Angus describes how this works in practice: “Fluid resuscitation is a topic that is confusing to medical students at my level. The concepts are sometimes difficult and management varies based on the specific clinical situation, such as dehydration, age, haemorrhage and abdominal surgery. On my surgery rotation we had an extensive discussion with the registrar about fluid balance, and by reading the topic in BMJ Best Practice called ‘Volume depletion in adults’, I was able to consolidate in my mind some of the points that had been discussed. I was then more informed and more confident when the topic was discussed again the following day in the context of a patient.”
Angus goes on to explain some of the additional benefits BMJ Best Practice has provided during his clinical rotations: “Personally, what I like about BMJ Best Practice is the explanations that are provided in the ‘History and Examination’ section. Within this section, it not only states what is important but also describes why these features are important. The careful deconstruction of clinical information in BMJ Best Practice is useful for correlating ward experiences with the current literature and evidence. In fact, after reading the segment in BMJ Best Practice on Henoch-Schonlein purpura (HSP), I was subsequently better able to understand the management of one of our in-patients and fully grasp the conditions surrounding this patient’s admission into hospital.” Angus also appreciates the explanation of signs and symptoms, saying: “It gives the key clinical features in order of importance and an explanation or mechanism of how it arises. This is useful for understanding conditions at the undergraduate level.”
“I am yet to encounter a condition that does not feature in BMJ Best Practice and each topic is deconstructed in such a way that is useful for student learning.”
Angus Upton, Senior Education Coordinator
A mine of information at your fingertips
In his role as Research Librarian, Mick has noted that students also find BMJ Best Practice a useful tool for navigating the huge volumes of research material. He comments: “I like the way the information is clearly set out. The links to evidence are helpful because finding evidence from multiple sources would take most students quite a while. I think that for most students finding evidence from databases is quite a challenge because they aren’t always good at devising search strategies.” BMJ Best Practice enables students and practitioners to access a vast amount of information quickly and easily, providing the decision support they need, when they need it.

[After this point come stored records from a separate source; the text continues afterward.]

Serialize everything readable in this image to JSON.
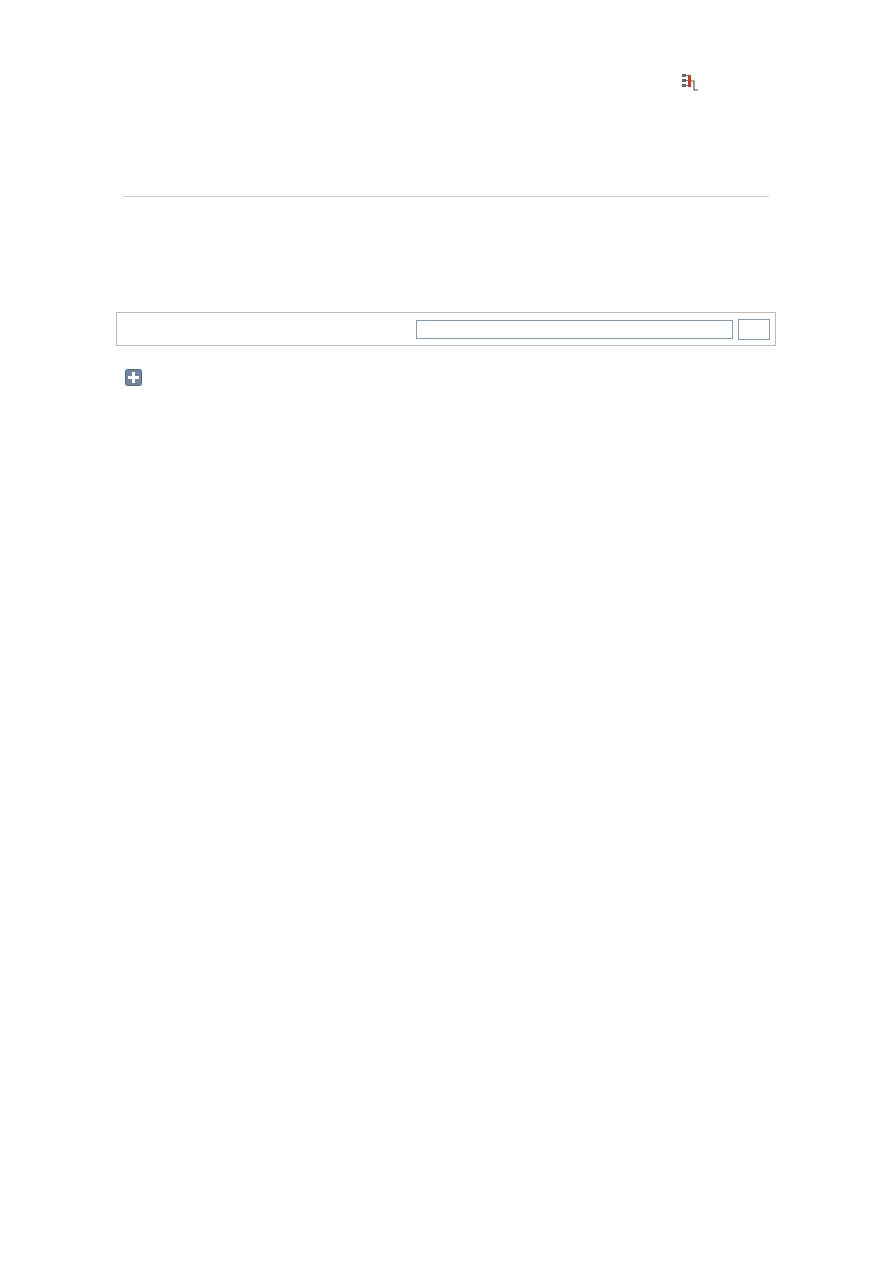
{
  "tree_toggle": {
    "expanded": false
  }
}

Trusted and valuable
Angus comments “BMJ Best Practice is quick and easy to use and this is beneficial when your team is looking after twenty patients and a good understanding of each of them is required. To learn anything on a clinical rotation, one needs to see patients with the literature and evidence base as a context. BMJ Best Practice helps to link the two together. Its structure and convenience of access makes it unique as a decision-support resource.”

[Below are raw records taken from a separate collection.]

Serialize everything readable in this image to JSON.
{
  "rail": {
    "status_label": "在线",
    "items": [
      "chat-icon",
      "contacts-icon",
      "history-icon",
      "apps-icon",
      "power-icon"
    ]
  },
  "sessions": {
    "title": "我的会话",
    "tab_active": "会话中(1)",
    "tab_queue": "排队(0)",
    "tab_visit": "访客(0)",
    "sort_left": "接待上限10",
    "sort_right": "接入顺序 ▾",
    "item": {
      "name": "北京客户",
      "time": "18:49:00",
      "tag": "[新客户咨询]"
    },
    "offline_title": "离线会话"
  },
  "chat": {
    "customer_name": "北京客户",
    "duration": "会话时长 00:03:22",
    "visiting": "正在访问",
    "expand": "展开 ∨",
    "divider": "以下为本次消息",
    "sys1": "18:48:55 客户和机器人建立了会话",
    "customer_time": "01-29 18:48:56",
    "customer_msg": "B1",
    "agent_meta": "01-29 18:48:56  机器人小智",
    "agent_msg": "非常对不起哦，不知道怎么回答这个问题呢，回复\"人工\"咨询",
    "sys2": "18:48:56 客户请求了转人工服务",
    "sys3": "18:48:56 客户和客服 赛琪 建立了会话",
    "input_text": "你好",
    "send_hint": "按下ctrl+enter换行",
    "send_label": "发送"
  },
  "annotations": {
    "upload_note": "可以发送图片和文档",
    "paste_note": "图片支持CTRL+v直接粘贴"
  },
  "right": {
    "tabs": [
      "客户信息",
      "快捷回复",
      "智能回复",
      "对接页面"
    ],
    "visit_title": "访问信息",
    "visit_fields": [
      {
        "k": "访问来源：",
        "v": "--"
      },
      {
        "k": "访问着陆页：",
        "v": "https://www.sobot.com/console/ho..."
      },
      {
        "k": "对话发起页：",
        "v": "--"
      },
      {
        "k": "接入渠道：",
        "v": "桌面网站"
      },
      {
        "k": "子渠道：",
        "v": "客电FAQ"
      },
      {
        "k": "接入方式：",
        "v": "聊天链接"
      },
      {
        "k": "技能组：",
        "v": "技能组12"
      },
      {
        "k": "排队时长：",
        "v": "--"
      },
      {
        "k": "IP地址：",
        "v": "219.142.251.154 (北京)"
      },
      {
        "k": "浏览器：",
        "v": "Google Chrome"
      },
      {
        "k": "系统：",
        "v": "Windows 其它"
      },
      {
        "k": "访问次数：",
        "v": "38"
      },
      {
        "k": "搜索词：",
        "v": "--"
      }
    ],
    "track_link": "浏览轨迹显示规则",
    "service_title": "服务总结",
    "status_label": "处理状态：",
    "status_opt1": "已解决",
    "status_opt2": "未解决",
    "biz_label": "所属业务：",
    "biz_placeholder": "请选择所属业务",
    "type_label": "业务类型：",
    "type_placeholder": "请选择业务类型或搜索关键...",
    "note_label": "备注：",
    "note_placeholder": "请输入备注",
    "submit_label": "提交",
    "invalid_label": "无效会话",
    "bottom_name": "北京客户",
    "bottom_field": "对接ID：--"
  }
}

He adds: “I refer to BMJ Best Practice at least every second day. I access it when I am studying from home and at the hospital when I want to quickly refresh my knowledge of a clinical condition. I am yet to encounter a condition that does not feature in BMJ Best Practice and each topic is deconstructed in such a way that is useful for student learning.” As a medical school that has adopted evidence-based learning, BMJ Best Practice is the ideal tool for students and lecturers alike.

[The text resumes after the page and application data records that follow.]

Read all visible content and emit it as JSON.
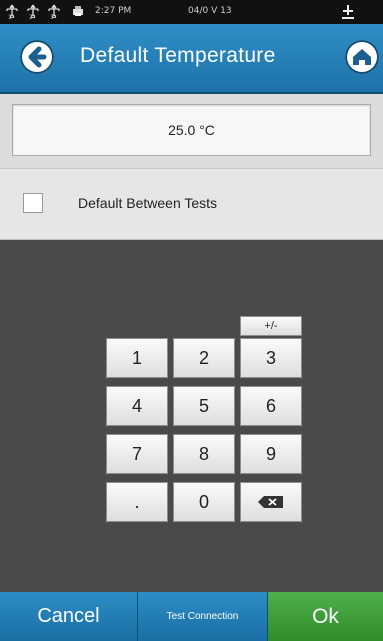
{
  "status_bar": {
    "usb_ports": [
      "1",
      "2",
      "3"
    ],
    "time": "2:27 PM",
    "date": "04/0 V 13",
    "icons": {
      "usb": "usb-icon",
      "printer": "printer-icon",
      "service": "service-icon"
    }
  },
  "header": {
    "title": "Default Temperature",
    "icons": {
      "back": "back-arrow-icon",
      "home": "home-icon"
    }
  },
  "value_field": {
    "value": "25.0 °C"
  },
  "option": {
    "label": "Default Between Tests",
    "checked": false
  },
  "keypad": {
    "sign_key": "+/-",
    "rows": [
      [
        "1",
        "2",
        "3"
      ],
      [
        "4",
        "5",
        "6"
      ],
      [
        "7",
        "8",
        "9"
      ],
      [
        ".",
        "0",
        "backspace"
      ]
    ],
    "backspace_icon": "backspace-icon"
  },
  "footer": {
    "cancel_label": "Cancel",
    "test_label": "Test Connection",
    "ok_label": "Ok"
  },
  "colors": {
    "header_blue": "#2a86bd",
    "ok_green": "#3f9e3a",
    "keypad_background": "#4a4a4a"
  }
}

Angus finishes by saying: “BMJ Best Practice is an excellent online resource and as the Senior Education Representative for our medical society I try and promote it to all our students.”